AIR spotlight summary on National Mission for Clean Ganga
- Giving a wider shape to Namami Ganga programme, Minister of Water Resources, River Development and Ganga Rejuvenation inaugurated 231 projects worth Rs 20,000 cr related to the construction of Ghats, crematoriums, sewage treatment plants, Afforestation, tree plantation (medicinal plants) and conservation of biodiversity. Rs 196 cr online pollution monitoring system will also be launched.
- Ganga is the largest river in India with an extraordinary religious importance. Varanasi and Patna situated along its branch are the world’s oldest inhabited cities. Ganga provides water to about 40% of India’s population serving an estimate 500 million people which is larger than any other river.
- Ganga Gram Yojana is implemented under Namami Ganga Programme. 400 villages along the river Ganga will be developed as Ganga Gram in phase one. 13 IITs have been adopted for 5 villages for the development of Ganga Gram. There is large public participation, science and societal interaction.
Causes of pollution
- This is another initiative taken by the government for cleaning river Ganga along with the 1986 launch of Ganga Action Plan.
- The main causes for the pollution along the river are the increase in the population density and enhanced per capita pollutants discharge into the river.
- 15,000 million litres of sewage flows into the river untreated every day. This is a huge quantity and this is to be treated upfront. Source of pollution is to be treated. We often emphasise on non point source like surface flow and fertilizer flow from the agriculture fields. The point of source is municipal sewage and industrial waste.
- During festival season over 70 million people take bath in Ganga over a few weeks. Materials like food, flower and plastics are let into the river.
- Human impact on Ganga river showed significant rise in water borne diseases including cholera, hepatitis and dysentery.
Areas left out in National Mission for Clean Ganga
- The overall trouble in understanding the river flow in India is that we are not looking at it from the basin perspective, but we are looking at it from the sectoral perspective with respect to irrigation, hydro power generation, human consumption and industrial use. Due to this we are not able to tackle the issue of revival and river pollution control.

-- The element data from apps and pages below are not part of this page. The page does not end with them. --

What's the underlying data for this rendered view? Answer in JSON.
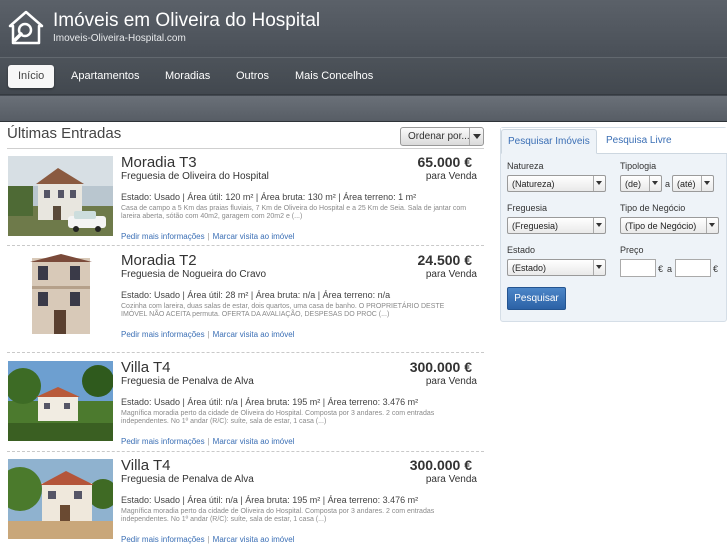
{
  "header": {
    "title": "Imóveis em Oliveira do Hospital",
    "url_text": "Imoveis-Oliveira-Hospital.com",
    "logo_icon": "house-search-icon"
  },
  "nav": {
    "items": [
      {
        "label": "Início",
        "active": true
      },
      {
        "label": "Apartamentos"
      },
      {
        "label": "Moradias"
      },
      {
        "label": "Outros"
      },
      {
        "label": "Mais Concelhos"
      }
    ]
  },
  "listings": {
    "title": "Últimas Entradas",
    "sort_label": "Ordenar por...",
    "items": [
      {
        "title": "Moradia  T3",
        "parish": "Freguesia de Oliveira do Hospital",
        "price": "65.000 €",
        "deal": "para Venda",
        "stats": "Estado: Usado  | Área útil: 120 m²  | Área bruta: 130 m²  | Área terreno: 1 m²",
        "description": "Casa de campo a 5 Km das praias fluviais, 7 Km de Oliveira do Hospital e a 25 Km de Seia. Sala de jantar com lareira aberta, sótão com 40m2, garagem com 20m2 e (...)",
        "link_more": "Pedir mais informações",
        "link_visit": "Marcar visita ao imóvel"
      },
      {
        "title": "Moradia  T2",
        "parish": "Freguesia de Nogueira do Cravo",
        "price": "24.500 €",
        "deal": "para Venda",
        "stats": "Estado: Usado  | Área útil: 28 m²  | Área bruta: n/a  | Área terreno: n/a",
        "description": "Cozinha com lareira, duas salas de estar, dois quartos, uma casa de banho. O PROPRIETÁRIO DESTE IMÓVEL NÃO ACEITA permuta. OFERTA DA AVALIAÇÃO, DESPESAS DO PROC (...)",
        "link_more": "Pedir mais informações",
        "link_visit": "Marcar visita ao imóvel"
      },
      {
        "title": "Villa  T4",
        "parish": "Freguesia de Penalva de Alva",
        "price": "300.000 €",
        "deal": "para Venda",
        "stats": "Estado: Usado  | Área útil: n/a  | Área bruta: 195 m²  | Área terreno: 3.476 m²",
        "description": "Magnífica moradia perto da cidade de Oliveira do Hospital. Composta por 3 andares. 2 com entradas independentes. No 1º andar (R/C): suíte, sala de estar, 1 casa (...)",
        "link_more": "Pedir mais informações",
        "link_visit": "Marcar visita ao imóvel"
      },
      {
        "title": "Villa  T4",
        "parish": "Freguesia de Penalva de Alva",
        "price": "300.000 €",
        "deal": "para Venda",
        "stats": "Estado: Usado  | Área útil: n/a  | Área bruta: 195 m²  | Área terreno: 3.476 m²",
        "description": "Magnífica moradia perto da cidade de Oliveira do Hospital. Composta por 3 andares. 2 com entradas independentes. No 1º andar (R/C): suíte, sala de estar, 1 casa (...)",
        "link_more": "Pedir mais informações",
        "link_visit": "Marcar visita ao imóvel"
      }
    ]
  },
  "search": {
    "tab_imoveis": "Pesquisar Imóveis",
    "tab_livre": "Pesquisa Livre",
    "natureza_label": "Natureza",
    "natureza_value": "(Natureza)",
    "tipologia_label": "Tipologia",
    "tipologia_from": "(de)",
    "tipologia_sep": "a",
    "tipologia_to": "(até)",
    "freguesia_label": "Freguesia",
    "freguesia_value": "(Freguesia)",
    "negocio_label": "Tipo de Negócio",
    "negocio_value": "(Tipo de Negócio)",
    "estado_label": "Estado",
    "estado_value": "(Estado)",
    "preco_label": "Preço",
    "currency": "€",
    "preco_sep": "a",
    "button": "Pesquisar"
  },
  "colors": {
    "header": "#4a5058",
    "link": "#3b6fb5",
    "button": "#2c62a6",
    "panel": "#eef3f8"
  }
}
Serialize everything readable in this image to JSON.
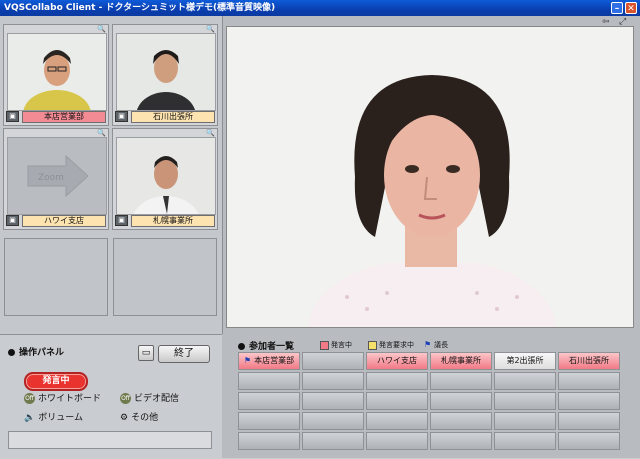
{
  "window": {
    "title": "VQSCollabo Client - ドクターシュミット様デモ(標準音質映像)",
    "minimize_icon": "minimize-icon",
    "close_icon": "close-icon"
  },
  "video_slots": [
    {
      "label": "本店営業部",
      "status": "speaking",
      "has_video": true
    },
    {
      "label": "石川出張所",
      "status": "normal",
      "has_video": true
    },
    {
      "label": "ハワイ支店",
      "status": "normal",
      "has_video": false,
      "placeholder_text": "Zoom"
    },
    {
      "label": "札幌事業所",
      "status": "normal",
      "has_video": true
    }
  ],
  "main_video": {
    "controls": [
      "back-arrow-icon",
      "expand-icon"
    ]
  },
  "operation_panel": {
    "title": "操作パネル",
    "end_button": "終了",
    "speaking_button": "発言中",
    "whiteboard": {
      "badge": "Off",
      "label": "ホワイトボード"
    },
    "video_share": {
      "badge": "Off",
      "label": "ビデオ配信"
    },
    "volume": {
      "label": "ボリューム"
    },
    "other": {
      "label": "その他"
    }
  },
  "participants": {
    "title": "参加者一覧",
    "legend": [
      {
        "label": "発言中",
        "color": "#f27a86"
      },
      {
        "label": "発言要求中",
        "color": "#f5e06a"
      },
      {
        "label": "議長",
        "color": "#1d3fb5"
      }
    ],
    "row1": [
      {
        "name": "本店営業部",
        "state": "speaking",
        "chair": true
      },
      {
        "name": "",
        "state": "empty"
      },
      {
        "name": "ハワイ支店",
        "state": "speaking"
      },
      {
        "name": "札幌事業所",
        "state": "speaking"
      },
      {
        "name": "第2出張所",
        "state": "named"
      },
      {
        "name": "石川出張所",
        "state": "speaking"
      }
    ],
    "empty_rows": 4
  },
  "colors": {
    "accent_red": "#e8332f",
    "titlebar_blue": "#0a3fb0"
  }
}
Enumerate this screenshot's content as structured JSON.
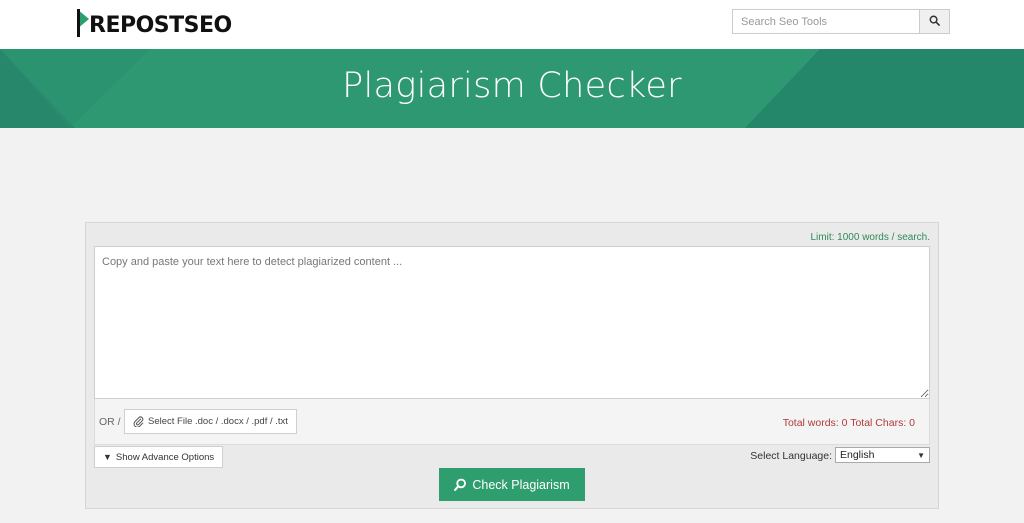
{
  "header": {
    "logo_text": "REPOSTSEO",
    "search": {
      "placeholder": "Search Seo Tools",
      "button_icon": "search-icon"
    }
  },
  "banner": {
    "title": "Plagiarism Checker"
  },
  "checker": {
    "limit_text": "Limit: 1000 words / search.",
    "textarea_placeholder": "Copy and paste your text here to detect plagiarized content ...",
    "or_label": "OR /",
    "file_button_label": "Select File .doc / .docx / .pdf / .txt",
    "counts_text": "Total words: 0 Total Chars: 0",
    "advanced_label": "Show Advance Options",
    "language_label": "Select Language:",
    "language_selected": "English",
    "check_button_label": "Check Plagiarism"
  },
  "colors": {
    "brand_green": "#2e9872",
    "button_green": "#2e9e6e",
    "count_red": "#b03a3a",
    "limit_green": "#2e8b57"
  }
}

- The new projects still have a sectoral approach that is the crematorium at the ghats, beautifying river banks, plantation and eco forestry. Addressing the core issue of flow of pollutants, untreated sewage and untreated industrial load into the river are to be addressed. These issues are not highlighted in the mission.
- If any water body is flowing polluted, there is a general tendency for the masses to over pollute it. If the clean river is flowing the tendency is not to pollute it. The problem is we haven’t been able to control the large chunk of pollution which is coming from non point source.
- If we look at the history of pollution control in the country, we can notice that the point sources are not considered properly despite the existence of pollution control act which prohibits polluting any fresh water body.
- We have an Environmental Impact Assessment, 2006 and recent draft notification called the Environment supplemental plan (ESP) by MoEFCC. The plan gives the opportunity for the industrial units along the river to pollute the river and pay fine for it. This goes in line with the approach of the government to increase investment and growth in industrial sector. This is in contradiction to Ganga Rejuvenation Plan. Such supplemental plan should be withdrawn in the interest of protecting the river from further pollution.
Need of the Hour
- The focus has to be more on technology and source of pollution, while rest would follow in due course.
- Fishery is one component which is not highlighted. The economics of fish development and the dependence of the population on the fishery along the Ganga River have not been computed. This is one area which is to be looked at.
- Ganga river Dolphin is one of the few species of the fresh water Dolphins listed as an endangered species. Their population is less than 2000. Hydro electric and irrigation dams along the Ganga are the main reason for their reducing population.
- Conservation of biodiversity requires more focus. The river dolphins, river biota, river fish, aquatic biodiversity and upland biodiversity are very important in keeping the river healthy.
- Pollution itself does not contribute to GDP but installing Pollution control equipments contribute to GDP. The cache here is to install more Pollution control equipments. The core aim should be to get the river clean as much as possible.
- There is a need to examine the pollution control initiatives in the light of the changes the society has gone through. The consumption pattern has changed.
- The Thames River at once was heavily polluted and today it is not. When India started its Ganga Action Plan in 1986 it was in a socialist kind of an era. In 2016 we are part of a Globalised world. These are the two socio economic changes we see. During this period the society, its consumption pattern, and its behaviour have gone through significant changes.
- Engaging the people who are dependent on the river and who live along the banks is very important. This will contribute in the achievement of the project’s objective.
The economic transition the country has gone through should bring in the changes in the people’s behaviour. These changes cannot be enforced. They occur as part of the economic transition the community go through. If we have to protect biodiversity then all the physical barriers along the river have to be removed.